No. 1, Alley 40, Lane 216, Zhong Xiao E Road, Sec 4
Lao Guh Tsui Jien Bao
hours: 8 AM - 9 PM
Visit reviewed: 10-22-2008
You can always pick up a hot steaming bun at the 7-11's around Taipei, but for even more selections and freshness, you should definitely wander over to Lane 216. There you'll find a whole street corner with various vendors selling steamed buns of various sizes, shapes, fillings- huge hot sesame paste or red bean buns for only NT$18, or pan seared meat and vegetable buns for NT$12.
It's pretty impressive to see all the various trays of baozi and bags of mantou surrounding that little corner of the street. It might be a bit confusing for a novice because the signs are all in Chinese and there is actually a lot to choose from- basically a "bao" or "baozi" is a steamed bun filled with something inside, usually ground meat or chopped vegetables, or something sweet; a "mantou" is a steamed bun without a filling- a dense yet fluffy bread; a "tsui jien bao" is the bao with a pan-fried coating on the bottom, usually savory, not sweet.
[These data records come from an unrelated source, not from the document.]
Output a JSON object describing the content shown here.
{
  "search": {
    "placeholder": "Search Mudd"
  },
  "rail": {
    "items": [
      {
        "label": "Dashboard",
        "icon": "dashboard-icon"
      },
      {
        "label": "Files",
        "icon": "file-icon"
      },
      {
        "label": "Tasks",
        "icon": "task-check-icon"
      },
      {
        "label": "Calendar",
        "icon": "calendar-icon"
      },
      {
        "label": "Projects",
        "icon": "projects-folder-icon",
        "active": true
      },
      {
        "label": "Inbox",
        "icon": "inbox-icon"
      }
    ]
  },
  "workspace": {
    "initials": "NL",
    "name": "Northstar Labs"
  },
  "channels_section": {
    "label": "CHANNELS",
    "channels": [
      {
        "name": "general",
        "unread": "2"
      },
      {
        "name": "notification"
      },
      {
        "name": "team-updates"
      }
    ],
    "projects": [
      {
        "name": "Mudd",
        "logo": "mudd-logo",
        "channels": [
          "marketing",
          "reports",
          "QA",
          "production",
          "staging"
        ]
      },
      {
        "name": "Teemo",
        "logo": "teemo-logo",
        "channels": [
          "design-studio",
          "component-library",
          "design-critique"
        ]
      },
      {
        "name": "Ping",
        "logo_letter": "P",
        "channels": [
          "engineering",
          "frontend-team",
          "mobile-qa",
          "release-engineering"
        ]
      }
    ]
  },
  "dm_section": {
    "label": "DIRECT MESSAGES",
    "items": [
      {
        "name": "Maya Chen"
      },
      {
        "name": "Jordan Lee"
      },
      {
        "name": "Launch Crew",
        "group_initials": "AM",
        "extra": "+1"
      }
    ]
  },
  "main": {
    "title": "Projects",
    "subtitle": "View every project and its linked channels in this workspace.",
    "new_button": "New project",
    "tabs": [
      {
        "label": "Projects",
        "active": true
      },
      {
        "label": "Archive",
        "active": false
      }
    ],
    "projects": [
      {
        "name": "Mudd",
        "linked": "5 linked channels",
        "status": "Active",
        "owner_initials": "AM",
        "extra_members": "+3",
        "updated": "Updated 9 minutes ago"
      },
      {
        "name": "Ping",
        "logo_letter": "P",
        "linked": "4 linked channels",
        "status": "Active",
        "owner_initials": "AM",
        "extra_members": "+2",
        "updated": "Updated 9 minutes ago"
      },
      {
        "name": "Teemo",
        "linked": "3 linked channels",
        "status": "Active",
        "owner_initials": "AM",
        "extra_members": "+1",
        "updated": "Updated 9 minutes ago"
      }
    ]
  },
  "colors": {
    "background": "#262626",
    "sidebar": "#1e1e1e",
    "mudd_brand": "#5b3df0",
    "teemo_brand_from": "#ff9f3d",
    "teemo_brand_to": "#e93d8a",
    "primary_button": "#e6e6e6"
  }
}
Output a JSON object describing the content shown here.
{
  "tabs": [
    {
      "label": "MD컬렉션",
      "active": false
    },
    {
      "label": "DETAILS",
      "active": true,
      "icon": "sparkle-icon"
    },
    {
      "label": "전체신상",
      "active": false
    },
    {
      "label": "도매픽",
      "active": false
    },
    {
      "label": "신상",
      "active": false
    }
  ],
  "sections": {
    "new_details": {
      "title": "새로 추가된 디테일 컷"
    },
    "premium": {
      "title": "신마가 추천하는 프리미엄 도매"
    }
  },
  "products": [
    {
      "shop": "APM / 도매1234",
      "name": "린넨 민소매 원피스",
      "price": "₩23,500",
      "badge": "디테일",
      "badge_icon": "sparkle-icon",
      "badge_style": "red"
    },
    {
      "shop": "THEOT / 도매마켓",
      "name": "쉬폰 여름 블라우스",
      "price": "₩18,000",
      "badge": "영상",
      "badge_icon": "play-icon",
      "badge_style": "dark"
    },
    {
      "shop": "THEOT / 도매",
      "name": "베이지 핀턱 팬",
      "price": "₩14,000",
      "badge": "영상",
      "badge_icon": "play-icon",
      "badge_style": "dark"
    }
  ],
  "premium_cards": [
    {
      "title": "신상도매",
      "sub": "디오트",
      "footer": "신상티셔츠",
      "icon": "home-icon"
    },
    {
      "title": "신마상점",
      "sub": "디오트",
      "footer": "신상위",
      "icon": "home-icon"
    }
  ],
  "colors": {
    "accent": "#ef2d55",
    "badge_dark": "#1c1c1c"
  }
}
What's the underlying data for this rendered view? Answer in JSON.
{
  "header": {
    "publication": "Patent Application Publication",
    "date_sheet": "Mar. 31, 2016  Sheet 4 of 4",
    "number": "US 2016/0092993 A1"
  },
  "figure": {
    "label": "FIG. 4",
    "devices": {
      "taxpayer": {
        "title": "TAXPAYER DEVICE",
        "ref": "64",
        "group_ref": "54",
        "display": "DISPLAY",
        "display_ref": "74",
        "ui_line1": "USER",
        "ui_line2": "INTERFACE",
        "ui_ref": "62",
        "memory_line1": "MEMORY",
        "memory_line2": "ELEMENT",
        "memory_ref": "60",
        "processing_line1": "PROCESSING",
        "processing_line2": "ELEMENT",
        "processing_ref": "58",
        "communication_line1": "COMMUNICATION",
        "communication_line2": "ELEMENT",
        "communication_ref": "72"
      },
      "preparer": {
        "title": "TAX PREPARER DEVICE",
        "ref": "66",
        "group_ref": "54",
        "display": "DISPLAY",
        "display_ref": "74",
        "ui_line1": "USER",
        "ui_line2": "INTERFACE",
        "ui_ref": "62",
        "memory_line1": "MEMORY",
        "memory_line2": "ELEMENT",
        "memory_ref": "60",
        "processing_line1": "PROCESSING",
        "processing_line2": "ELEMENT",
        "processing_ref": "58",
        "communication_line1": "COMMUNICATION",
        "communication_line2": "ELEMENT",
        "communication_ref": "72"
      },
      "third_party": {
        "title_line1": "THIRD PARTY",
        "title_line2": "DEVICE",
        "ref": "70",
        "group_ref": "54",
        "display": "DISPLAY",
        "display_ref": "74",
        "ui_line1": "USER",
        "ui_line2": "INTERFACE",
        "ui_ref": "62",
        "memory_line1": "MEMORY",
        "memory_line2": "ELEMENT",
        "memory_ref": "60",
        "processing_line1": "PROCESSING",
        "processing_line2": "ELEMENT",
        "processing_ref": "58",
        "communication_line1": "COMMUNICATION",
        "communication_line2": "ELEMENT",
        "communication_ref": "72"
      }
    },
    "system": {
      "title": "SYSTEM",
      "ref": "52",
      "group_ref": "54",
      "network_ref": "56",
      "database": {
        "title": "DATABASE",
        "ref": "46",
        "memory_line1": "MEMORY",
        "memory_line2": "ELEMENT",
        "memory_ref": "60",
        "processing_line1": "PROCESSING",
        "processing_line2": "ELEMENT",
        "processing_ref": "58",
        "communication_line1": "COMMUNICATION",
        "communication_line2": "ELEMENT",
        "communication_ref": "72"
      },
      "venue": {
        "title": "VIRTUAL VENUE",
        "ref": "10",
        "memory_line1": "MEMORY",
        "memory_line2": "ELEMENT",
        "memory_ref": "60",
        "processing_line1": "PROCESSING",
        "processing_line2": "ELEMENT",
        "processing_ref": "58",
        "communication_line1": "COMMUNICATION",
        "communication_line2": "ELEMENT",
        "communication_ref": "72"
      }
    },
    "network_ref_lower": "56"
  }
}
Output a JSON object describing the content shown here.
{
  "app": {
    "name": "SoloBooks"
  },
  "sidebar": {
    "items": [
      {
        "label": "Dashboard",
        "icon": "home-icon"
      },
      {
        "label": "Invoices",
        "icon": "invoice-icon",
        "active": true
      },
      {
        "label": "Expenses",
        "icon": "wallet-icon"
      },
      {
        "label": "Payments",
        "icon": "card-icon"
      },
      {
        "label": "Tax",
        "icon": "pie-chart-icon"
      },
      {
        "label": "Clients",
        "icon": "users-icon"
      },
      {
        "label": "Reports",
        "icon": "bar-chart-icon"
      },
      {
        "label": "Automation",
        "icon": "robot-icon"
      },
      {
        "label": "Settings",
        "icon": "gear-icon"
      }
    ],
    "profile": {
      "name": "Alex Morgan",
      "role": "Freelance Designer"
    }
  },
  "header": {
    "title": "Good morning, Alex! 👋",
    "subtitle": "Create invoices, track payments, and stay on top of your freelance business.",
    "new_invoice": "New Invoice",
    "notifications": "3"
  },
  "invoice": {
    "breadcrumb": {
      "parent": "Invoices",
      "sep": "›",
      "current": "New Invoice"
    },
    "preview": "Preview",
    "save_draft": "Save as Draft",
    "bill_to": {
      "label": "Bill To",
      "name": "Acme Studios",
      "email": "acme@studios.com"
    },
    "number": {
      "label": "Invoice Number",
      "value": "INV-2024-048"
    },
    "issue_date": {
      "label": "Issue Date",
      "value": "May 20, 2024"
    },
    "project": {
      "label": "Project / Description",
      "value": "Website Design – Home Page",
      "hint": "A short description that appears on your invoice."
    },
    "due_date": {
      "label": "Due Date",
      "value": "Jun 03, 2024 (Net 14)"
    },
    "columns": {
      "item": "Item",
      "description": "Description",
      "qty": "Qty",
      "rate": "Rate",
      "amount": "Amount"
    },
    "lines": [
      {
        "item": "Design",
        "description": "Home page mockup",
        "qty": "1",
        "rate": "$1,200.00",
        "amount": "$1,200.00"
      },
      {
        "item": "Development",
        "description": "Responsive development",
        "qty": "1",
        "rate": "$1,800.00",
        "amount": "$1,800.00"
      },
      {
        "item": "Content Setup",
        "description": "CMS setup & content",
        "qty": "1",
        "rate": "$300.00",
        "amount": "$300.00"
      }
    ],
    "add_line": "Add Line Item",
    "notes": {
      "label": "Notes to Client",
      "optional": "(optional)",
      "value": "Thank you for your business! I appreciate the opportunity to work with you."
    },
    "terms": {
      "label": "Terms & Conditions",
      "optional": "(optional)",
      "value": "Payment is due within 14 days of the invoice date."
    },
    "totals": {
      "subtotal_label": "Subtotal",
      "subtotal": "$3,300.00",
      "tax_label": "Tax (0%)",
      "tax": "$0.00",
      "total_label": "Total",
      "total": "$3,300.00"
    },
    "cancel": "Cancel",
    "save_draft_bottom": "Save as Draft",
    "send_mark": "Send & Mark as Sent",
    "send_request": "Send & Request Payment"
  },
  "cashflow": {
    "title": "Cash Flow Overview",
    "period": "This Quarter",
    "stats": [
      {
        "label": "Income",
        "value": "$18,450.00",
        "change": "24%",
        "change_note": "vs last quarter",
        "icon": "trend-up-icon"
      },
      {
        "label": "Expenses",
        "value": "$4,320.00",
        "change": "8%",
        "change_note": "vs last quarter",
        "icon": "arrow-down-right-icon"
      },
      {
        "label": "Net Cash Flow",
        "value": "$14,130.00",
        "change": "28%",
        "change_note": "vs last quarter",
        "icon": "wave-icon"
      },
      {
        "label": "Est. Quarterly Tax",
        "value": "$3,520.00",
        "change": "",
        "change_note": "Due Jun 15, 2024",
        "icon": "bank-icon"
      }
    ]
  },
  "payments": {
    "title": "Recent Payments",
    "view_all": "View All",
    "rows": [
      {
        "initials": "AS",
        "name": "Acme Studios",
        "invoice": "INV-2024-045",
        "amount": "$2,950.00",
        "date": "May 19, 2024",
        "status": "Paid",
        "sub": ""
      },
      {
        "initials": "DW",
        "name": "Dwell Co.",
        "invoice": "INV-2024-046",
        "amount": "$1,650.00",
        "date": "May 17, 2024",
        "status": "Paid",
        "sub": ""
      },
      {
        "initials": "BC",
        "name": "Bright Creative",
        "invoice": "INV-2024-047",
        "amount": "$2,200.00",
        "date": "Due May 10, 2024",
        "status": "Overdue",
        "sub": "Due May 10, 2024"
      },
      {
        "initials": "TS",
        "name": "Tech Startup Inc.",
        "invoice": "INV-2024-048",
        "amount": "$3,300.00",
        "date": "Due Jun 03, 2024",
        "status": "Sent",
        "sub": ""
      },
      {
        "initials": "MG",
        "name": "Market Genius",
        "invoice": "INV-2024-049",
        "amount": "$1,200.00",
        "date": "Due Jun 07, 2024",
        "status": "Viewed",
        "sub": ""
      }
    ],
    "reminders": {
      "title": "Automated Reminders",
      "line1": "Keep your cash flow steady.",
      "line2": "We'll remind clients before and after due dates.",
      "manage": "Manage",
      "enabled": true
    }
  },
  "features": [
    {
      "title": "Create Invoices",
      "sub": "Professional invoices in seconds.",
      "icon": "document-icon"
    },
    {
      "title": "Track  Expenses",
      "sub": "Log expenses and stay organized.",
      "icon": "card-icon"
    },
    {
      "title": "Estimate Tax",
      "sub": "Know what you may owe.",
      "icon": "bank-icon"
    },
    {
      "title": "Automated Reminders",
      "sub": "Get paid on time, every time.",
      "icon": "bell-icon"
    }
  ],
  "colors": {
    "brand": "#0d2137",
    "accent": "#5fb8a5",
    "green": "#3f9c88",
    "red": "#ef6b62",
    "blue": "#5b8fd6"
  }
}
There's often a line of shoppers, but the wait is not long. Sometimes the shop is sold out of various items by the end of the day, or you have to wait 5-10 minutes while the new ones are steamed. I bought a few of the huge bao zi, filled with red bean and a bag of mini-mantou that were different colors.
Just a few steps away is Lao Guh Tsui Jien Bao- which are slightly smaller and cheaper at NT$12, with only 4 different types to choose from.
This is a favorite of mine from my memories of first having them at the Shih Lin Night market. These might not be as crispy if they've been sitting out (and they are MUCH better crispy), but I like the cabbage ("gao li tsai") and meat ("zhou bao") fillings. There's also chopped Chinese leek ("jiou tsai") which is like a cousin to a spring onion.
The best way to figure out what you like it to order a few different kinds and then you'll know generally which kind you like and which kind you don't, even though each place will make it slightly differently.
I definitely want to explore this corner again and take some pics of the actual baozi and mantou before I eat them on the way home.